Where is ‘away‘?
The law of the conservation of matter states that no atoms are created or destroyed; there is no such thing or place as ‘away’ (Dr Anne Miller 2001). So, when waste is thrown, flushed, washed or otherwise taken ‘away’, it merely ends up at another location.
On a global scale, material continually cycles around the global system; this is known as biogeochemical cycling. The images below show how water and carbon move around the globe. If pollution of the water or air occurs in one part of the world, it can affect others. Examples include acid rain, ozone depletion and concentrations of chemicals such as Perfluorooctanesulfonic acid (PFOS) in the environment. Emissions of greenhouses gases such as Carbon dioxide (CO2) into the atmosphere is another example which is leading to impacts such as climate change and the acidification of the seas.

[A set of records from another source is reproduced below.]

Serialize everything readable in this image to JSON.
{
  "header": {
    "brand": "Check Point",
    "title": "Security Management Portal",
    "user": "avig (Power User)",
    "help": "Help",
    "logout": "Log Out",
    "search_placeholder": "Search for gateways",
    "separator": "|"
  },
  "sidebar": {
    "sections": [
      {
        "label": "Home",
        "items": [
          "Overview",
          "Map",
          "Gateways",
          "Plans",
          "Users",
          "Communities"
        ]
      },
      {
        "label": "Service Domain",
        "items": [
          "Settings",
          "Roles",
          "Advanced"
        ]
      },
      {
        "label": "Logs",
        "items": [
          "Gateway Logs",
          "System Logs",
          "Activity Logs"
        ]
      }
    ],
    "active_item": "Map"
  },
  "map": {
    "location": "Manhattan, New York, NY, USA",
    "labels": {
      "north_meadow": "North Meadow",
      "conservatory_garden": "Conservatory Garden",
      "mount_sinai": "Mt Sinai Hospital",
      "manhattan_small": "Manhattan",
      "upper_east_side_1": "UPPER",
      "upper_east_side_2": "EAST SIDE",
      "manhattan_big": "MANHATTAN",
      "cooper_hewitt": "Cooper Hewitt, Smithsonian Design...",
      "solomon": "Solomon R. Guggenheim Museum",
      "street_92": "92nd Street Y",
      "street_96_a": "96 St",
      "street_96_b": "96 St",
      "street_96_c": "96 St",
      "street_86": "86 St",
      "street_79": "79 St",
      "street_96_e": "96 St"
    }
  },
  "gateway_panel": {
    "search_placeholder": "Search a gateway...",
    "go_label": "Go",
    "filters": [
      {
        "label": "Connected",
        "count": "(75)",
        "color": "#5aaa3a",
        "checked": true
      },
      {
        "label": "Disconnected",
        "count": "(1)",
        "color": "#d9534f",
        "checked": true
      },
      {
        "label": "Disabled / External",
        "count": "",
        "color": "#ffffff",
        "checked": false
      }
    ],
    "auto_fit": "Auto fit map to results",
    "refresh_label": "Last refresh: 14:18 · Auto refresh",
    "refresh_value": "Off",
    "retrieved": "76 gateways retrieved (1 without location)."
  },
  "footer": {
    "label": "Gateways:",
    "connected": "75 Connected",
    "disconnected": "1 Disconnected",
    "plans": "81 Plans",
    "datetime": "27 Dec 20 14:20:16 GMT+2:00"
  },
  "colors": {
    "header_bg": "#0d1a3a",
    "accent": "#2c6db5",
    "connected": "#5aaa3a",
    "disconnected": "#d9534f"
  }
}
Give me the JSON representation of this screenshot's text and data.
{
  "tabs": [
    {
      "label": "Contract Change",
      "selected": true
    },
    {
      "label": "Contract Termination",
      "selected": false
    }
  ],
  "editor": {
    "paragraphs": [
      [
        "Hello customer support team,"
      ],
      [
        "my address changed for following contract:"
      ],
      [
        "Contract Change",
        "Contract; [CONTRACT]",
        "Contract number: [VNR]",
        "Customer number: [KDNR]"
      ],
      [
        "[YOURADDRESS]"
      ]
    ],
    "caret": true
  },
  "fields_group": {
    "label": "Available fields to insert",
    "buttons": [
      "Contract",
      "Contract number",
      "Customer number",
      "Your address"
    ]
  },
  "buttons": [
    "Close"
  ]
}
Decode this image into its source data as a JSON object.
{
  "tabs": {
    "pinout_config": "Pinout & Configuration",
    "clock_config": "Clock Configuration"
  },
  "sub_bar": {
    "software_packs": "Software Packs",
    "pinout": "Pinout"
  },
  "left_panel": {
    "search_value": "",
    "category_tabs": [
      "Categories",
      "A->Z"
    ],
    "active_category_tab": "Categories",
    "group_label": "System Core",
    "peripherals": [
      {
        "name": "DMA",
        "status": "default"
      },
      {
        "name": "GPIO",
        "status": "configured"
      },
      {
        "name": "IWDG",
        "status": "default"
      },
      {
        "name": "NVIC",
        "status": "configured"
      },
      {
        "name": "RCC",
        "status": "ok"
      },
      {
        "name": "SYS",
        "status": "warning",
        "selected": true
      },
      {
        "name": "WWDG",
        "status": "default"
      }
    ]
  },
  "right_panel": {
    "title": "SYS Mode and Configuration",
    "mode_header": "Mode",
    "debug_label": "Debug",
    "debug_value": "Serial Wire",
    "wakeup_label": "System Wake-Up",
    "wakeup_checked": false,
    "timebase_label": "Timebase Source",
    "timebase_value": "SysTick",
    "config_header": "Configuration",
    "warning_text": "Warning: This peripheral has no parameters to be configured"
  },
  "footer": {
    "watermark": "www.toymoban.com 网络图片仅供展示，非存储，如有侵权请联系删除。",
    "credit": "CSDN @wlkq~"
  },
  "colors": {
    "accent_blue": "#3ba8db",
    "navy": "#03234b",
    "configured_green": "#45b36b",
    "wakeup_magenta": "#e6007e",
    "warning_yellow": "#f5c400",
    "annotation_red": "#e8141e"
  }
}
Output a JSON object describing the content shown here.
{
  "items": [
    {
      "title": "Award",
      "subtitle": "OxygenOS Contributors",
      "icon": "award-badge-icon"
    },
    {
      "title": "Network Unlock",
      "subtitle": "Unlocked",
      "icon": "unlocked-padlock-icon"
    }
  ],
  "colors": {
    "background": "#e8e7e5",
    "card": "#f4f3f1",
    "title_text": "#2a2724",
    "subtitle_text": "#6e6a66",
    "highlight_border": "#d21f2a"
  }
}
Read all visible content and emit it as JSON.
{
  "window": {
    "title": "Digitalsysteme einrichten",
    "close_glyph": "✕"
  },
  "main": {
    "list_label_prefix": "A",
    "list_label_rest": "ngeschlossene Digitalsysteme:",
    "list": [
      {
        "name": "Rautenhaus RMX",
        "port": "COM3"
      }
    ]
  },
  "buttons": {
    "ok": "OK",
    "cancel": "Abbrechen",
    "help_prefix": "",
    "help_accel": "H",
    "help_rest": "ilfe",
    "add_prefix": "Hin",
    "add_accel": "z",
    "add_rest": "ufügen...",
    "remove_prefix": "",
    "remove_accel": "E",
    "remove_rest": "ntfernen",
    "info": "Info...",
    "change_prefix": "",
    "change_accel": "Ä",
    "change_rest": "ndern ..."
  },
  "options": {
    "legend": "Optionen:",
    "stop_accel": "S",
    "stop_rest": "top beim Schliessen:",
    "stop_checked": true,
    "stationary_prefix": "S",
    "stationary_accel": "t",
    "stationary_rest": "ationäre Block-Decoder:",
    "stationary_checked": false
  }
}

If waste or pollution is created it will always take a lot more energy to clear it up once it becomes dispersed than if it can be contained when it is still in one place; for instance, on the surface of a highway on in highway drains, rather than dispersed in a river or groundwater. In some cases, clean up may not even be possible or practicable once a pollutant has entered the environment. Containment as close to the source as possible is therefore the best approach and is the basic principle behind the hierarchy of pollution control, see, Environmental protection operational strategies and techniques.